But what about the existing corporate structure that has been devised to circumvent the implicit ban on foreign investment in such ventures?

According to Prashant Kataria, principal at the law firm Lexygen, the fact that investors can now invest directly into the front end of the business will give them a lot of comfort but whether they will be more interested in investing in a single Indian company, as compared to one with the existing structure, will depend on investors alone.

"The investor's comfort level will increase a hundredfold knowing that they are investing in a company that is complying with all the requirements set by the Cabinet and is following the letter of the law. From the company perspective, they will now be able to openly seek foreign investments from reputed key players and give a lot more comfort to investors making investments into them," he said.

Vishal Mehta of Infibeam, one of the local firms which have not raised foreign capital yet, said a number of clarifications would be required still in the e-commerce context.

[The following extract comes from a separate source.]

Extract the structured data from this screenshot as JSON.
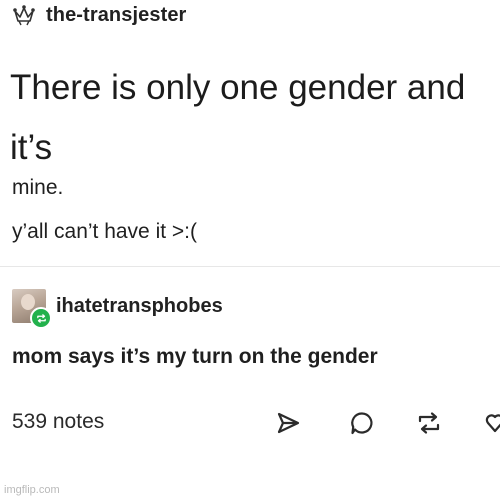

"E-commerce has always had a number of workarounds that have ensured that the FDI restrictions did not affect their growth (read fundraising was never a big problem). But moving forward, companies will have to be very careful of the fact whether they are complying with the regulations or not."

Padmaja Ruparel, member of the Indian Angel Network, said that large companies would directly benefit from 51 per cent FDI in multi-brand retail as no startup would require $100 million in funding.

She also added that one impact in the ecosystem would be that with the FDI coming in, the companies would expand (with new services, products and commercial models) and the market would grow, directly leading to a lot of job creation.

(Edited by Sanghamitra Mandal)